Count lines with "JSON" below; give only the number.

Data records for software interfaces

· · ·

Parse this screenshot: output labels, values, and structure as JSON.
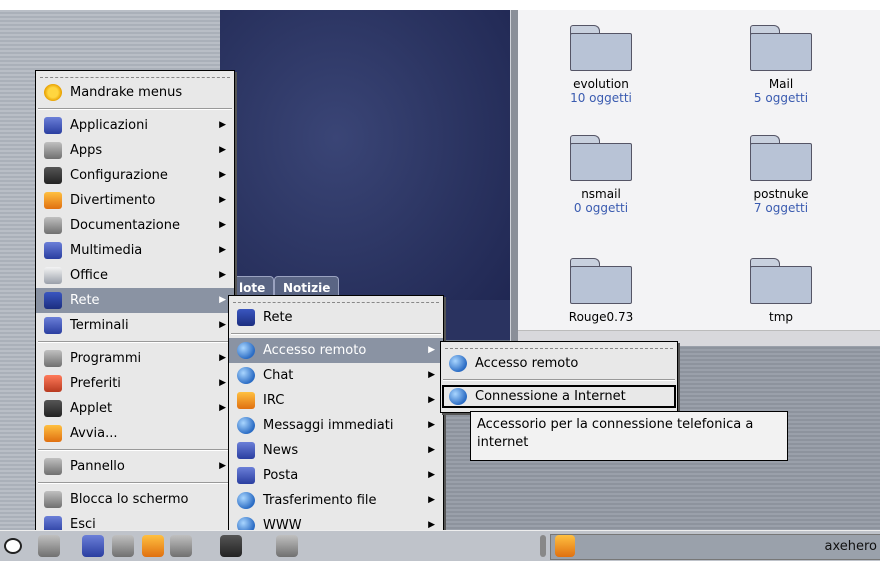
{
  "start_menu": {
    "header": "Mandrake menus",
    "items": [
      {
        "label": "Applicazioni",
        "icon": "applications-icon",
        "submenu": true
      },
      {
        "label": "Apps",
        "icon": "apps-icon",
        "submenu": true
      },
      {
        "label": "Configurazione",
        "icon": "configuration-icon",
        "submenu": true
      },
      {
        "label": "Divertimento",
        "icon": "games-icon",
        "submenu": true
      },
      {
        "label": "Documentazione",
        "icon": "documentation-icon",
        "submenu": true
      },
      {
        "label": "Multimedia",
        "icon": "multimedia-icon",
        "submenu": true
      },
      {
        "label": "Office",
        "icon": "office-icon",
        "submenu": true
      },
      {
        "label": "Rete",
        "icon": "network-icon",
        "submenu": true,
        "highlighted": true
      },
      {
        "label": "Terminali",
        "icon": "terminal-icon",
        "submenu": true
      }
    ],
    "items2": [
      {
        "label": "Programmi",
        "icon": "programs-icon",
        "submenu": true
      },
      {
        "label": "Preferiti",
        "icon": "favorites-icon",
        "submenu": true
      },
      {
        "label": "Applet",
        "icon": "applet-icon",
        "submenu": true
      },
      {
        "label": "Avvia...",
        "icon": "run-icon",
        "submenu": false
      }
    ],
    "items3": [
      {
        "label": "Pannello",
        "icon": "panel-icon",
        "submenu": true
      }
    ],
    "items4": [
      {
        "label": "Blocca lo schermo",
        "icon": "lock-screen-icon",
        "submenu": false
      },
      {
        "label": "Esci",
        "icon": "logout-icon",
        "submenu": false
      }
    ]
  },
  "rete_menu": {
    "header": "Rete",
    "items": [
      {
        "label": "Accesso remoto",
        "submenu": true,
        "highlighted": true
      },
      {
        "label": "Chat",
        "submenu": true
      },
      {
        "label": "IRC",
        "submenu": true
      },
      {
        "label": "Messaggi immediati",
        "submenu": true
      },
      {
        "label": "News",
        "submenu": true
      },
      {
        "label": "Posta",
        "submenu": true
      },
      {
        "label": "Trasferimento file",
        "submenu": true
      },
      {
        "label": "WWW",
        "submenu": true
      }
    ]
  },
  "remote_menu": {
    "header": "Accesso remoto",
    "items": [
      {
        "label": "Connessione a Internet",
        "selected": true
      }
    ]
  },
  "tooltip": {
    "text_line1": "Accessorio per la connessione telefonica a",
    "text_line2": "internet"
  },
  "background_tabs": {
    "tab1": "lote",
    "tab2": "Notizie"
  },
  "file_manager": {
    "files": [
      {
        "name": "evolution",
        "count": "10 oggetti"
      },
      {
        "name": "Mail",
        "count": "5 oggetti"
      },
      {
        "name": "nsmail",
        "count": "0 oggetti"
      },
      {
        "name": "postnuke",
        "count": "7 oggetti"
      },
      {
        "name": "Rouge0.73",
        "count": ""
      },
      {
        "name": "tmp",
        "count": ""
      }
    ]
  },
  "taskbar": {
    "task_label": "axehero"
  }
}
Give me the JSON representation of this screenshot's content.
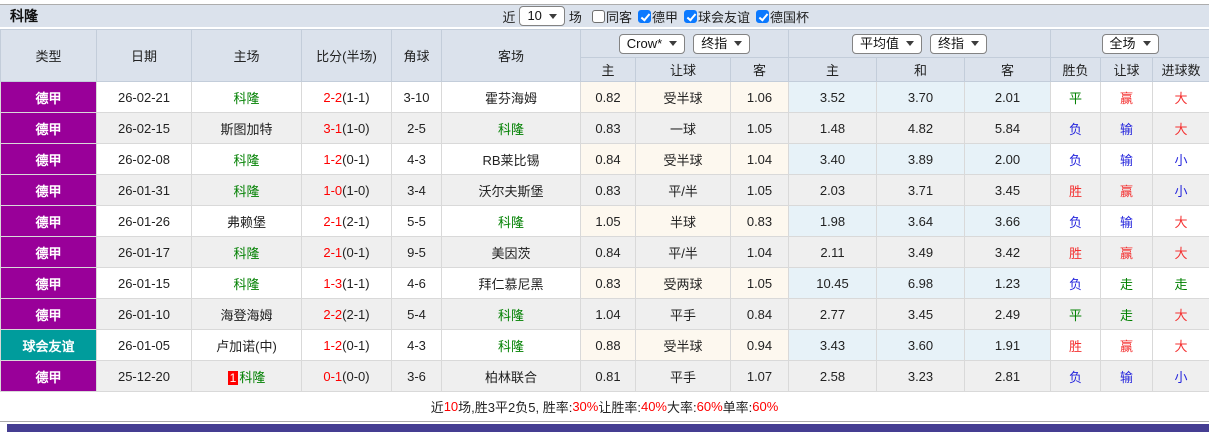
{
  "title": "科隆",
  "toolbar": {
    "near_label": "近",
    "games_select": "10",
    "games_label": "场",
    "checkboxes": [
      {
        "label": "同客",
        "checked": false
      },
      {
        "label": "德甲",
        "checked": true
      },
      {
        "label": "球会友谊",
        "checked": true
      },
      {
        "label": "德国杯",
        "checked": true
      }
    ]
  },
  "table": {
    "columns": [
      "类型",
      "日期",
      "主场",
      "比分(半场)",
      "角球",
      "客场"
    ],
    "selects": {
      "crow": "Crow*",
      "crow_final": "终指",
      "avg": "平均值",
      "avg_final": "终指",
      "scope": "全场"
    },
    "odds_subheaders": [
      "主",
      "让球",
      "客",
      "主",
      "和",
      "客",
      "胜负",
      "让球",
      "进球数"
    ],
    "rows": [
      {
        "type": "德甲",
        "type_color": "#990099",
        "date": "26-02-21",
        "home": "科隆",
        "home_green": true,
        "home_badge": "",
        "score": "2-2",
        "half": "(1-1)",
        "corner": "3-10",
        "away": "霍芬海姆",
        "away_green": false,
        "crow_home": "0.82",
        "crow_handicap": "受半球",
        "crow_away": "1.06",
        "avg_home": "3.52",
        "avg_draw": "3.70",
        "avg_away": "2.01",
        "res_outcome": "平",
        "res_outcome_color": "green",
        "res_handicap": "赢",
        "res_handicap_color": "red",
        "res_goals": "大",
        "res_goals_color": "red"
      },
      {
        "type": "德甲",
        "type_color": "#990099",
        "date": "26-02-15",
        "home": "斯图加特",
        "home_green": false,
        "home_badge": "",
        "score": "3-1",
        "half": "(1-0)",
        "corner": "2-5",
        "away": "科隆",
        "away_green": true,
        "crow_home": "0.83",
        "crow_handicap": "一球",
        "crow_away": "1.05",
        "avg_home": "1.48",
        "avg_draw": "4.82",
        "avg_away": "5.84",
        "res_outcome": "负",
        "res_outcome_color": "blue",
        "res_handicap": "输",
        "res_handicap_color": "blue",
        "res_goals": "大",
        "res_goals_color": "red"
      },
      {
        "type": "德甲",
        "type_color": "#990099",
        "date": "26-02-08",
        "home": "科隆",
        "home_green": true,
        "home_badge": "",
        "score": "1-2",
        "half": "(0-1)",
        "corner": "4-3",
        "away": "RB莱比锡",
        "away_green": false,
        "crow_home": "0.84",
        "crow_handicap": "受半球",
        "crow_away": "1.04",
        "avg_home": "3.40",
        "avg_draw": "3.89",
        "avg_away": "2.00",
        "res_outcome": "负",
        "res_outcome_color": "blue",
        "res_handicap": "输",
        "res_handicap_color": "blue",
        "res_goals": "小",
        "res_goals_color": "blue"
      },
      {
        "type": "德甲",
        "type_color": "#990099",
        "date": "26-01-31",
        "home": "科隆",
        "home_green": true,
        "home_badge": "",
        "score": "1-0",
        "half": "(1-0)",
        "corner": "3-4",
        "away": "沃尔夫斯堡",
        "away_green": false,
        "crow_home": "0.83",
        "crow_handicap": "平/半",
        "crow_away": "1.05",
        "avg_home": "2.03",
        "avg_draw": "3.71",
        "avg_away": "3.45",
        "res_outcome": "胜",
        "res_outcome_color": "red",
        "res_handicap": "赢",
        "res_handicap_color": "red",
        "res_goals": "小",
        "res_goals_color": "blue"
      },
      {
        "type": "德甲",
        "type_color": "#990099",
        "date": "26-01-26",
        "home": "弗赖堡",
        "home_green": false,
        "home_badge": "",
        "score": "2-1",
        "half": "(2-1)",
        "corner": "5-5",
        "away": "科隆",
        "away_green": true,
        "crow_home": "1.05",
        "crow_handicap": "半球",
        "crow_away": "0.83",
        "avg_home": "1.98",
        "avg_draw": "3.64",
        "avg_away": "3.66",
        "res_outcome": "负",
        "res_outcome_color": "blue",
        "res_handicap": "输",
        "res_handicap_color": "blue",
        "res_goals": "大",
        "res_goals_color": "red"
      },
      {
        "type": "德甲",
        "type_color": "#990099",
        "date": "26-01-17",
        "home": "科隆",
        "home_green": true,
        "home_badge": "",
        "score": "2-1",
        "half": "(0-1)",
        "corner": "9-5",
        "away": "美因茨",
        "away_green": false,
        "crow_home": "0.84",
        "crow_handicap": "平/半",
        "crow_away": "1.04",
        "avg_home": "2.11",
        "avg_draw": "3.49",
        "avg_away": "3.42",
        "res_outcome": "胜",
        "res_outcome_color": "red",
        "res_handicap": "赢",
        "res_handicap_color": "red",
        "res_goals": "大",
        "res_goals_color": "red"
      },
      {
        "type": "德甲",
        "type_color": "#990099",
        "date": "26-01-15",
        "home": "科隆",
        "home_green": true,
        "home_badge": "",
        "score": "1-3",
        "half": "(1-1)",
        "corner": "4-6",
        "away": "拜仁慕尼黑",
        "away_green": false,
        "crow_home": "0.83",
        "crow_handicap": "受两球",
        "crow_away": "1.05",
        "avg_home": "10.45",
        "avg_draw": "6.98",
        "avg_away": "1.23",
        "res_outcome": "负",
        "res_outcome_color": "blue",
        "res_handicap": "走",
        "res_handicap_color": "green",
        "res_goals": "走",
        "res_goals_color": "green"
      },
      {
        "type": "德甲",
        "type_color": "#990099",
        "date": "26-01-10",
        "home": "海登海姆",
        "home_green": false,
        "home_badge": "",
        "score": "2-2",
        "half": "(2-1)",
        "corner": "5-4",
        "away": "科隆",
        "away_green": true,
        "crow_home": "1.04",
        "crow_handicap": "平手",
        "crow_away": "0.84",
        "avg_home": "2.77",
        "avg_draw": "3.45",
        "avg_away": "2.49",
        "res_outcome": "平",
        "res_outcome_color": "green",
        "res_handicap": "走",
        "res_handicap_color": "green",
        "res_goals": "大",
        "res_goals_color": "red"
      },
      {
        "type": "球会友谊",
        "type_color": "#009c9c",
        "date": "26-01-05",
        "home": "卢加诺(中)",
        "home_green": false,
        "home_badge": "",
        "score": "1-2",
        "half": "(0-1)",
        "corner": "4-3",
        "away": "科隆",
        "away_green": true,
        "crow_home": "0.88",
        "crow_handicap": "受半球",
        "crow_away": "0.94",
        "avg_home": "3.43",
        "avg_draw": "3.60",
        "avg_away": "1.91",
        "res_outcome": "胜",
        "res_outcome_color": "red",
        "res_handicap": "赢",
        "res_handicap_color": "red",
        "res_goals": "大",
        "res_goals_color": "red"
      },
      {
        "type": "德甲",
        "type_color": "#990099",
        "date": "25-12-20",
        "home": "科隆",
        "home_green": true,
        "home_badge": "1",
        "score": "0-1",
        "half": "(0-0)",
        "corner": "3-6",
        "away": "柏林联合",
        "away_green": false,
        "crow_home": "0.81",
        "crow_handicap": "平手",
        "crow_away": "1.07",
        "avg_home": "2.58",
        "avg_draw": "3.23",
        "avg_away": "2.81",
        "res_outcome": "负",
        "res_outcome_color": "blue",
        "res_handicap": "输",
        "res_handicap_color": "blue",
        "res_goals": "小",
        "res_goals_color": "blue"
      }
    ]
  },
  "footer": {
    "segments": [
      {
        "text": "近",
        "red": false
      },
      {
        "text": "10",
        "red": true
      },
      {
        "text": "场,胜3平2负5, 胜率:",
        "red": false
      },
      {
        "text": "30%",
        "red": true
      },
      {
        "text": " 让胜率:",
        "red": false
      },
      {
        "text": "40%",
        "red": true
      },
      {
        "text": " 大率:",
        "red": false
      },
      {
        "text": "60%",
        "red": true
      },
      {
        "text": " 单率:",
        "red": false
      },
      {
        "text": "60%",
        "red": true
      }
    ]
  },
  "colors": {
    "league_bundesliga": "#990099",
    "league_friendly": "#009c9c",
    "team_highlight": "#008000",
    "score_red": "#ff0000",
    "result_red": "#f43131",
    "result_blue": "#2626dd",
    "result_green": "#008000",
    "header_bg": "#dbe2ec",
    "crow_col_bg": "#fdf8ef",
    "avg_col_bg": "#e7f2f8",
    "bottom_bar": "#453e92"
  }
}
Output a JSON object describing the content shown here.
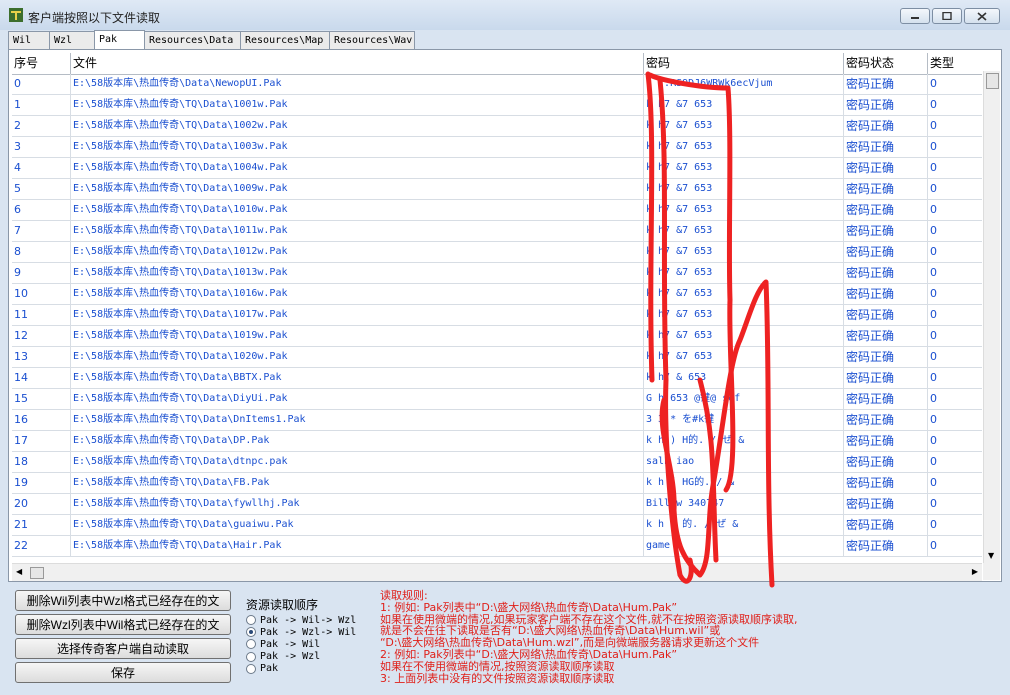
{
  "window": {
    "title": "客户端按照以下文件读取",
    "minimize_icon": "minimize-icon",
    "maximize_icon": "maximize-icon",
    "close_icon": "close-icon"
  },
  "tabs": [
    {
      "label": "Wil",
      "active": false
    },
    {
      "label": "Wzl",
      "active": false
    },
    {
      "label": "Pak",
      "active": true
    },
    {
      "label": "Resources\\Data",
      "active": false
    },
    {
      "label": "Resources\\Map",
      "active": false
    },
    {
      "label": "Resources\\Wav",
      "active": false
    }
  ],
  "table": {
    "headers": [
      "序号",
      "文件",
      "密码",
      "密码状态",
      "类型"
    ],
    "rows": [
      {
        "idx": "0",
        "file": "E:\\58版本库\\热血传奇\\Data\\NewopUI.Pak",
        "pwd": "z    T:RS9DJ6WRWk6ecVjum",
        "status": "密码正确",
        "type": "0"
      },
      {
        "idx": "1",
        "file": "E:\\58版本库\\热血传奇\\TQ\\Data\\1001w.Pak",
        "pwd": "k    h7              &7     653",
        "status": "密码正确",
        "type": "0"
      },
      {
        "idx": "2",
        "file": "E:\\58版本库\\热血传奇\\TQ\\Data\\1002w.Pak",
        "pwd": "k    h7              &7     653",
        "status": "密码正确",
        "type": "0"
      },
      {
        "idx": "3",
        "file": "E:\\58版本库\\热血传奇\\TQ\\Data\\1003w.Pak",
        "pwd": "k    h7              &7     653",
        "status": "密码正确",
        "type": "0"
      },
      {
        "idx": "4",
        "file": "E:\\58版本库\\热血传奇\\TQ\\Data\\1004w.Pak",
        "pwd": "k    h7              &7     653",
        "status": "密码正确",
        "type": "0"
      },
      {
        "idx": "5",
        "file": "E:\\58版本库\\热血传奇\\TQ\\Data\\1009w.Pak",
        "pwd": "k    h7              &7     653",
        "status": "密码正确",
        "type": "0"
      },
      {
        "idx": "6",
        "file": "E:\\58版本库\\热血传奇\\TQ\\Data\\1010w.Pak",
        "pwd": "k    h7              &7     653",
        "status": "密码正确",
        "type": "0"
      },
      {
        "idx": "7",
        "file": "E:\\58版本库\\热血传奇\\TQ\\Data\\1011w.Pak",
        "pwd": "k    h7              &7     653",
        "status": "密码正确",
        "type": "0"
      },
      {
        "idx": "8",
        "file": "E:\\58版本库\\热血传奇\\TQ\\Data\\1012w.Pak",
        "pwd": "k    h7              &7     653",
        "status": "密码正确",
        "type": "0"
      },
      {
        "idx": "9",
        "file": "E:\\58版本库\\热血传奇\\TQ\\Data\\1013w.Pak",
        "pwd": "k    h7              &7     653",
        "status": "密码正确",
        "type": "0"
      },
      {
        "idx": "10",
        "file": "E:\\58版本库\\热血传奇\\TQ\\Data\\1016w.Pak",
        "pwd": "k    h7              &7     653",
        "status": "密码正确",
        "type": "0"
      },
      {
        "idx": "11",
        "file": "E:\\58版本库\\热血传奇\\TQ\\Data\\1017w.Pak",
        "pwd": "k    h7              &7     653",
        "status": "密码正确",
        "type": "0"
      },
      {
        "idx": "12",
        "file": "E:\\58版本库\\热血传奇\\TQ\\Data\\1019w.Pak",
        "pwd": "k    h7              &7     653",
        "status": "密码正确",
        "type": "0"
      },
      {
        "idx": "13",
        "file": "E:\\58版本库\\热血传奇\\TQ\\Data\\1020w.Pak",
        "pwd": "k    h7              &7     653",
        "status": "密码正确",
        "type": "0"
      },
      {
        "idx": "14",
        "file": "E:\\58版本库\\热血传奇\\TQ\\Data\\BBTX.Pak",
        "pwd": "k    h7              &      653",
        "status": "密码正确",
        "type": "0"
      },
      {
        "idx": "15",
        "file": "E:\\58版本库\\热血传奇\\TQ\\Data\\DiyUi.Pak",
        "pwd": "    G    h   653   @键@   sdf",
        "status": "密码正确",
        "type": "0"
      },
      {
        "idx": "16",
        "file": "E:\\58版本库\\热血传奇\\TQ\\Data\\DnItems1.Pak",
        "pwd": "    3  3          *       を#k键",
        "status": "密码正确",
        "type": "0"
      },
      {
        "idx": "17",
        "file": "E:\\58版本库\\热血传奇\\TQ\\Data\\DP.Pak",
        "pwd": "k  h    ) H的.   /     ぜ    &",
        "status": "密码正确",
        "type": "0"
      },
      {
        "idx": "18",
        "file": "E:\\58版本库\\热血传奇\\TQ\\Data\\dtnpc.pak",
        "pwd": "salh  iao",
        "status": "密码正确",
        "type": "0"
      },
      {
        "idx": "19",
        "file": "E:\\58版本库\\热血传奇\\TQ\\Data\\FB.Pak",
        "pwd": "k  h   (  HG的.  /          &",
        "status": "密码正确",
        "type": "0"
      },
      {
        "idx": "20",
        "file": "E:\\58版本库\\热血传奇\\TQ\\Data\\fywllhj.Pak",
        "pwd": "Bill  w  340747",
        "status": "密码正确",
        "type": "0"
      },
      {
        "idx": "21",
        "file": "E:\\58版本库\\热血传奇\\TQ\\Data\\guaiwu.Pak",
        "pwd": "k  h    ) 的.   /     ぜ    &",
        "status": "密码正确",
        "type": "0"
      },
      {
        "idx": "22",
        "file": "E:\\58版本库\\热血传奇\\TQ\\Data\\Hair.Pak",
        "pwd": "game  i",
        "status": "密码正确",
        "type": "0"
      }
    ]
  },
  "buttons": {
    "delete_wil": "删除Wil列表中Wzl格式已经存在的文件",
    "delete_wzl": "删除Wzl列表中Wil格式已经存在的文件",
    "select_client": "选择传奇客户端自动读取",
    "save": "保存"
  },
  "resource_order": {
    "title": "资源读取顺序",
    "options": [
      {
        "label": "Pak -> Wil-> Wzl",
        "selected": false
      },
      {
        "label": "Pak -> Wzl-> Wil",
        "selected": true
      },
      {
        "label": "Pak -> Wil",
        "selected": false
      },
      {
        "label": "Pak -> Wzl",
        "selected": false
      },
      {
        "label": "Pak",
        "selected": false
      }
    ]
  },
  "rules": {
    "lines": [
      "读取规则:",
      "1: 例如: Pak列表中“D:\\盛大网络\\热血传奇\\Data\\Hum.Pak”",
      "    如果在使用微端的情况,如果玩家客户端不存在这个文件,就不在按照资源读取顺序读取,",
      "    就是不会在往下读取是否有“D:\\盛大网络\\热血传奇\\Data\\Hum.wil”或",
      "  “D:\\盛大网络\\热血传奇\\Data\\Hum.wzl”,而是向微端服务器请求更新这个文件",
      "2: 例如: Pak列表中“D:\\盛大网络\\热血传奇\\Data\\Hum.Pak”",
      "    如果在不使用微端的情况,按照资源读取顺序读取",
      "3: 上面列表中没有的文件按照资源读取顺序读取"
    ],
    "color": "#e0201a"
  },
  "colors": {
    "link_blue": "#1a4fd0",
    "annotation_red": "#ee2222"
  }
}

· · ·

_Response area_
3